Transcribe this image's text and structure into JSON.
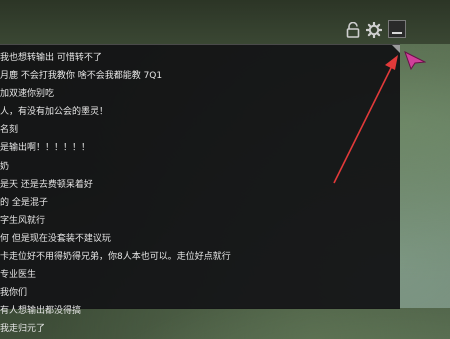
{
  "toolbar": {
    "lock_icon": "lock-icon",
    "settings_icon": "gear-icon",
    "minimize_icon": "minimize-icon"
  },
  "chat": {
    "messages": [
      "我也想转输出 可惜转不了",
      "月鹿 不会打我教你 啥不会我都能教 7Q1",
      "加双速你别吃",
      "人，有没有加公会的墨灵！",
      "名刻",
      "是输出啊！！！！！！",
      "奶",
      "是天 还是去费顿呆着好",
      "的 全是混子",
      "字生风就行",
      "何 但是现在没套装不建议玩",
      "卡走位好不用得奶得兄弟，你8人本也可以。走位好点就行",
      "专业医生",
      "我你们",
      "有人想输出都没得搞",
      "我走归元了"
    ]
  },
  "colors": {
    "panel_bg": "#121214",
    "text": "#e6e6e6",
    "annotation_arrow": "#e23a3a",
    "cursor": "#d0409a"
  }
}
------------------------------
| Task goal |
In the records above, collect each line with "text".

| Task response |
Transcribe this image's text and structure into JSON.
    "text": "#e6e6e6",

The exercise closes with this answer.